In recent years, Amazon has pushed hard for the U.S. government to pass legislation, requiring it to collect sales tax from buyers in all states. Doing so, the company says will benefit local economies and provide for much needed services to each state.
However in requiring each internet business owner to collect state sales taxes from out-of-state buyers could mean the financial ruin of small online business owners, according to the grassroots organization eMainStreet Alliance. Big companies, like Walmart and Amazon, can afford to do so but small businesses could be wiped out because they will be unable to compete with the big online discount stores.
In addition, if federal law is passed to collect states taxes, Amazon will not be required to pay any back taxes it already owes to each state. And that essentially is the motivation behind Amazon’s hard sell to get this legislation passed.
Big businesses can afford to pay our state representatives to enact “loopholes” that will eventually require them to not pay any taxes due; a benefit that small businesses cannot afford to lobby for.
Just last year, Amazon came to a temporary agreement in California to avoid paying back-taxes it already owes and deter a million dollar lawsuit brought on by the State of California. The company essentially promised to open distribution centers there, opening jobs for Californians in an effort to avoid paying current and back taxes. Through lobbying efforts in the State’s capitol, Amazon walked away scot-free.
In an article published by The Seattle Times last year, it writes:
“We found that the company is a virtual no-show in the civic life of Seattle, contributing to nonprofits and charities a tiny fraction of what other big corporations give. In the political world, the company's hardball efforts to fend off collecting sales taxes — a key advantage over brick-and-mortar stores — has ignited a backlash in several states. In the publishing world, smaller companies have begun to publicly criticize Amazon's bullying tactics. And in some of its warehouses around the country, Amazon is drawing fire for harsh conditions endured by workers.”
Amazon recently purchased the Washington Post in an effort to stave off criticism about the company, though publicly they’re saying otherwise. CEO, Jeff Bezos, assures that his business is books not news, but the news organization’s acquisition is already in Amazon’s corner.
“The bill was Amazon’s top concern, accounting for nearly as many visits to lawmakers as electronic privacy, skilled-worker visas and all other issues combined. In addition, political-action committees of Amazon, eBay and similar businesses collectively are among the biggest sources of campaign donations to House Judiciary Committee members this year.” (Albuquerque Journal)

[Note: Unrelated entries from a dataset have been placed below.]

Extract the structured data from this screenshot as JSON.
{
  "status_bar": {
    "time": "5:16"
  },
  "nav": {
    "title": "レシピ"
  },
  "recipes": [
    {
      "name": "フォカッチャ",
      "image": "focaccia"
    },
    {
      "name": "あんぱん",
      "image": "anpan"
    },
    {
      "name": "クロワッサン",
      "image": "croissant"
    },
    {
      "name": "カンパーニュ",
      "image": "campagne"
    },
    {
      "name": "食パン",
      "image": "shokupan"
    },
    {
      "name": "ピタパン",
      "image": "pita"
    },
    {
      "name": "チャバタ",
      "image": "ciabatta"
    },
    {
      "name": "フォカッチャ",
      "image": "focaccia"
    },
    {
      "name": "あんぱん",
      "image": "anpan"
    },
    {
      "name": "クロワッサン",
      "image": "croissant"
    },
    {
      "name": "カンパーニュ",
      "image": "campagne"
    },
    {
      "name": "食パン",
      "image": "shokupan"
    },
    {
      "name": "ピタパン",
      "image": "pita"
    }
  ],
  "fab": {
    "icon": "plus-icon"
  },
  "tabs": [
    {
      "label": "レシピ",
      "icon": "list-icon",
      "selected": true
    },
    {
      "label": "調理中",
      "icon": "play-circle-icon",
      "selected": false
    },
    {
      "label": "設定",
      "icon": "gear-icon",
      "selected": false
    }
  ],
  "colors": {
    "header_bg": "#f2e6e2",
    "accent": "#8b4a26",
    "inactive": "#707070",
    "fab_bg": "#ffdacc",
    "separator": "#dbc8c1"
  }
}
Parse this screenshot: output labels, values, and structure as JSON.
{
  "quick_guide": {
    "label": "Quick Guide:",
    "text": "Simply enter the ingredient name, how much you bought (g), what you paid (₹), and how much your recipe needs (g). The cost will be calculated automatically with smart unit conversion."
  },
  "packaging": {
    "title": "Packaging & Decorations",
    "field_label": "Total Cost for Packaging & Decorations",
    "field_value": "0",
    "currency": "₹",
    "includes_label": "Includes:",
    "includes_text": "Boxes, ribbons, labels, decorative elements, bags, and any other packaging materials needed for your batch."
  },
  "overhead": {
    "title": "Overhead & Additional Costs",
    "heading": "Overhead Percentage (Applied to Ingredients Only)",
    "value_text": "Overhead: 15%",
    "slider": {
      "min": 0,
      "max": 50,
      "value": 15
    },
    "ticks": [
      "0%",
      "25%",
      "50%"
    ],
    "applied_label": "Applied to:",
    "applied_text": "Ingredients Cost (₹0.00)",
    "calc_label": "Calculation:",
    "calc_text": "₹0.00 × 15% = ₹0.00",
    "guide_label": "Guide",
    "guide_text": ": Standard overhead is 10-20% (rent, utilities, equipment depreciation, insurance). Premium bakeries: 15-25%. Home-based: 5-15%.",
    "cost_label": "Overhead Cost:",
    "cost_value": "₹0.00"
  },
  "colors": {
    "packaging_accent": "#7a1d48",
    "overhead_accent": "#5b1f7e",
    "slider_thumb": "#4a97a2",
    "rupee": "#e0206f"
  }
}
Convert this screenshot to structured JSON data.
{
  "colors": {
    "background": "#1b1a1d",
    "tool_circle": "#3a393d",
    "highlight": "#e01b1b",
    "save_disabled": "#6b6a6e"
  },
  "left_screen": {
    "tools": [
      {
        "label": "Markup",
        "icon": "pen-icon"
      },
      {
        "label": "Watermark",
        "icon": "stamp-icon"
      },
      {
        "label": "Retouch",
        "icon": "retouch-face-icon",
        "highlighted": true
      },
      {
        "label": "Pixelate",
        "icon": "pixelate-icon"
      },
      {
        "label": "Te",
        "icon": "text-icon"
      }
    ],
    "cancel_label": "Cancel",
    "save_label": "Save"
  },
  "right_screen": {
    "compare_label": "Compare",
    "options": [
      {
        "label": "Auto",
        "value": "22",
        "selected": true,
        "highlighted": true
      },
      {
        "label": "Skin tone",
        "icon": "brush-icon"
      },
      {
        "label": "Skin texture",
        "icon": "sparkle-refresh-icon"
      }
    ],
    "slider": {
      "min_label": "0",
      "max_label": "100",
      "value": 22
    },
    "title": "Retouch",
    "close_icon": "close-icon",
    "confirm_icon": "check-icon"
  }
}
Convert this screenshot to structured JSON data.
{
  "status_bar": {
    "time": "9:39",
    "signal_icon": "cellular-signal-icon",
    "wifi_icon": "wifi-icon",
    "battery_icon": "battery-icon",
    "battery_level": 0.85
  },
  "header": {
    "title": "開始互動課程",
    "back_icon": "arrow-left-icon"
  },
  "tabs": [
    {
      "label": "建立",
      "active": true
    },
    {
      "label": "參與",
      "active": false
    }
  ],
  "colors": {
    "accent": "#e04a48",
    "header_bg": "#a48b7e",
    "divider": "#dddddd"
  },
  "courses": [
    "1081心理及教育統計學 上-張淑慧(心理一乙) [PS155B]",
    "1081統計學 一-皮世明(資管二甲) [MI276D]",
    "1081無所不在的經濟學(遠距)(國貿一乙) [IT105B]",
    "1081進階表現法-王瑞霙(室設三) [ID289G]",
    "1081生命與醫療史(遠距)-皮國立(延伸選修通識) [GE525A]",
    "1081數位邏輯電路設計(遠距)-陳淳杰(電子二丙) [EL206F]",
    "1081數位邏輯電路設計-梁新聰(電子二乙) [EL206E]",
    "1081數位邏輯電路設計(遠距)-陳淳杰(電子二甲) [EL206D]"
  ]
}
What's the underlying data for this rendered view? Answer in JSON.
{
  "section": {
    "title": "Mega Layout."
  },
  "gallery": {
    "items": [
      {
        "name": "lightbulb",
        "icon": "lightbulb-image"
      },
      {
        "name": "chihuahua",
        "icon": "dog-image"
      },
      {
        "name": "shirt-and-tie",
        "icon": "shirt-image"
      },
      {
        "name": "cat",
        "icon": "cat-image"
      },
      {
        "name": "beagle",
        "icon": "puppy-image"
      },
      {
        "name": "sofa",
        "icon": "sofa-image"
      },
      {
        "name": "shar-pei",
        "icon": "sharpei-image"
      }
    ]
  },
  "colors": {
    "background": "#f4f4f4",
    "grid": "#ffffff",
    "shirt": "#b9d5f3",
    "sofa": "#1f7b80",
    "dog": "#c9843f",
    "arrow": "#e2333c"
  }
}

When an organization like Amazon “lobbies” for or against legislation, they are there to bribe our representatives in the form of unaccounted monetary donations, trips and other “gifts” and amenities. One must wonder how much did Amazon pay U.S. Senator Dick Durbin and fellow Democratic Rep. Suzan DelBene, a House Judiciary Committee member and a co-sponsor of the bill, to push this bill through?